Songwriting merges the composition of music with the creation of words or lyrics. Songs are ancient phenomena, tied innately to human behavior. They are in part a natural extension of speech and physical movement, in part a creative endeavor, and in today's world, often a commercial venture. Though usually modest in size, songs have exerted a powerful influence on, and been an indispensable reflection of, our collective emotional and actual lives. How songs come into being is somewhat ethereal, and only recently have educators and practitioners begun to treat songwriting as a scholarly discipline. This course frames the art and act of songwriting in historical context, offering a combination of background information and hands-on practice.

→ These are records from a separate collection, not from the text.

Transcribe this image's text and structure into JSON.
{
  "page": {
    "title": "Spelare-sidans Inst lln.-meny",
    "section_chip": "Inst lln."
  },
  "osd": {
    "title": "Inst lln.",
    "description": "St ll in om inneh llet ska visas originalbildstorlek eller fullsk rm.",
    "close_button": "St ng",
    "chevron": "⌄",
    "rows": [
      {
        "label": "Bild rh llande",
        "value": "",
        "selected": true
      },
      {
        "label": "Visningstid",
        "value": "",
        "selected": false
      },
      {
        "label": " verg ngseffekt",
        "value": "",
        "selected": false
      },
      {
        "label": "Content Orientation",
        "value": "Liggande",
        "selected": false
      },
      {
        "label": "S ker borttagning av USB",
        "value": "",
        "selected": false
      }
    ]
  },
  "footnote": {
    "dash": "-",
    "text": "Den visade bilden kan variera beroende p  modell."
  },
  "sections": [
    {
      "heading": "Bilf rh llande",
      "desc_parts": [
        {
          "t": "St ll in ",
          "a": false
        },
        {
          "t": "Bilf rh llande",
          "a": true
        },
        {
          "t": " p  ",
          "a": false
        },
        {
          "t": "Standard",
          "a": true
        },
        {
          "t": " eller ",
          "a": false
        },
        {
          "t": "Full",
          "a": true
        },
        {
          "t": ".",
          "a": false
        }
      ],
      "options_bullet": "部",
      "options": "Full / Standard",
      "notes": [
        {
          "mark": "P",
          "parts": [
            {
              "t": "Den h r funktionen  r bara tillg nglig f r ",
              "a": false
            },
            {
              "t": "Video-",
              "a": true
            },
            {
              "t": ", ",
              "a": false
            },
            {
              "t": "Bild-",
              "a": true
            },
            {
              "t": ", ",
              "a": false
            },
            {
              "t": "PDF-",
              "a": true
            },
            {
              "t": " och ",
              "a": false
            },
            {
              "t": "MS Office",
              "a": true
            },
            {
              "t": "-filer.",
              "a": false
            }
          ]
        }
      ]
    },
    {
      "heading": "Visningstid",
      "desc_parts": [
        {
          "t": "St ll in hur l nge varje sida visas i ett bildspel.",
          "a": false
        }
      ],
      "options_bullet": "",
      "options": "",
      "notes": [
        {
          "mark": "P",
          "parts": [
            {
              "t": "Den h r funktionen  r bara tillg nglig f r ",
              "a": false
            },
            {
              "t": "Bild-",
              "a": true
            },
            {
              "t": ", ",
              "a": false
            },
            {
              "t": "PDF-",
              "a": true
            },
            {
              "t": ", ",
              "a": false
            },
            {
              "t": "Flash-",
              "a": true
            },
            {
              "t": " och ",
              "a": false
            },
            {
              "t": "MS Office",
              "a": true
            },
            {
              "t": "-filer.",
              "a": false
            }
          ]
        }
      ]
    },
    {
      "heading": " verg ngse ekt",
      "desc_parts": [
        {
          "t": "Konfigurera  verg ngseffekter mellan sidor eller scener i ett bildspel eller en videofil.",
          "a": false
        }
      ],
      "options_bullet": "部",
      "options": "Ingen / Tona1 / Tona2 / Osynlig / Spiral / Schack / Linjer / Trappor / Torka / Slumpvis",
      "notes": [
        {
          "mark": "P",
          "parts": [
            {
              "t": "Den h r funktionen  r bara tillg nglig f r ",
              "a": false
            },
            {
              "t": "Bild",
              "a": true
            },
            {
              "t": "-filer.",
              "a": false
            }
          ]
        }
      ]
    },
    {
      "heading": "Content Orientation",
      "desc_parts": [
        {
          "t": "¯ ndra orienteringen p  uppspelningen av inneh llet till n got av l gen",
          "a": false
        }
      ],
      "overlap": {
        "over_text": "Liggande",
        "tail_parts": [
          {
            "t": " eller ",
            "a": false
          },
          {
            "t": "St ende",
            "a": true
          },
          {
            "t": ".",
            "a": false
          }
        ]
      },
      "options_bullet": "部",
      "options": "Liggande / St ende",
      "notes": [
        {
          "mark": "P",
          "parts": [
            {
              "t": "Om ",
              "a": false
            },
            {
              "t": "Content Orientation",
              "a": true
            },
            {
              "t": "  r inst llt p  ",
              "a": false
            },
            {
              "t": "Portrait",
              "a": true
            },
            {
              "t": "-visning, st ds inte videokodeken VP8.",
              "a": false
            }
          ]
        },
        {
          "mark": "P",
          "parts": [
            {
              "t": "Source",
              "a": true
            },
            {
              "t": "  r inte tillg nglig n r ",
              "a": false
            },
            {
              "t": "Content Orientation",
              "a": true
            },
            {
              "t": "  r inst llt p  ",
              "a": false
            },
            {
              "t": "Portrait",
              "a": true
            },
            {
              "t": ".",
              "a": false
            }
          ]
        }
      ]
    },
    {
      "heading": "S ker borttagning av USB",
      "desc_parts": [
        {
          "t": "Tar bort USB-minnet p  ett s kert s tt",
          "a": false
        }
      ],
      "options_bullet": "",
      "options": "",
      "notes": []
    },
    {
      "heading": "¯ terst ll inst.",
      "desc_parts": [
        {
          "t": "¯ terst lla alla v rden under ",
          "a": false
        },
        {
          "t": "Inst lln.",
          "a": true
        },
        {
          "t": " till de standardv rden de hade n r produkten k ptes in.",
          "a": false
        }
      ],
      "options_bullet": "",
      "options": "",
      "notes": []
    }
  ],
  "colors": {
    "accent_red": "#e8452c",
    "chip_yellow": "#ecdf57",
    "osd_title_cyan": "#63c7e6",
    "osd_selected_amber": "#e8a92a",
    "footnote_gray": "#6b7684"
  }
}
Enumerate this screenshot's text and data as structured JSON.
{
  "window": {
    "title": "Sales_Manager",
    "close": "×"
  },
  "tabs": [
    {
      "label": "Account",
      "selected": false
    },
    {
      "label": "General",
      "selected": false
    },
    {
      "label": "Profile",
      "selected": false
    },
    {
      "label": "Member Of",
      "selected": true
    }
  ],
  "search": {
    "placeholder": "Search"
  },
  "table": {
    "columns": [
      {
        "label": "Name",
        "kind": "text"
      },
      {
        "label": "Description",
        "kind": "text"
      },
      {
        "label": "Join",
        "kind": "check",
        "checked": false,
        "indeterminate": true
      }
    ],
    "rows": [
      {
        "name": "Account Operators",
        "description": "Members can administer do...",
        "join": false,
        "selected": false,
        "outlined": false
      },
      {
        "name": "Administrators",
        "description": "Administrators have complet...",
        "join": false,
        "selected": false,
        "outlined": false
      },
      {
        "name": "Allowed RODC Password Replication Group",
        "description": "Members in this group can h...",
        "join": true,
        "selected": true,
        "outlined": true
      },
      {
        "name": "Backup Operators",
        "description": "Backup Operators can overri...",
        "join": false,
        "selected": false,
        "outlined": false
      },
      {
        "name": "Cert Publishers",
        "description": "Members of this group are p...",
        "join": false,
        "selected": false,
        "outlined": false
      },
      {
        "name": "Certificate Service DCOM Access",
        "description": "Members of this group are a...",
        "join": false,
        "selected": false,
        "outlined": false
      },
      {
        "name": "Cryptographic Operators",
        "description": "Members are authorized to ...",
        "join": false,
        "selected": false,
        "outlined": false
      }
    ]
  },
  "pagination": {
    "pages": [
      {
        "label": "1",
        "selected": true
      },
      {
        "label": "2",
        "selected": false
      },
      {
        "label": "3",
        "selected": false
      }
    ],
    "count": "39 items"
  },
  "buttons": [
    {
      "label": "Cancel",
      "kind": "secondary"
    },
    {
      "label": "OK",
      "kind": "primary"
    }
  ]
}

The class has two main components. First, through survey and analysis, we will examine the wide literature of songs throughout history: its traditions, its mechanisms, and its connections to human society and culture. Next, students will create their own songs, applying the principles and techniques learned through study of the repertoire. We will examine the process of songwriting, from inception through execution to completion, by closely observing and keeping journals of our own work, and by welcoming guest artists to the class to discuss their songwriting processes and experiences. Topics to be discussed include melody, rhythm, style, instrumentation, song forms, singing, dancing, and rhyming, among many others. All genres are welcome, and both traditional and non-traditional approaches are encouraged. A basic knowledge of music and some musical skill, vocal or instrumental, are highly recommended.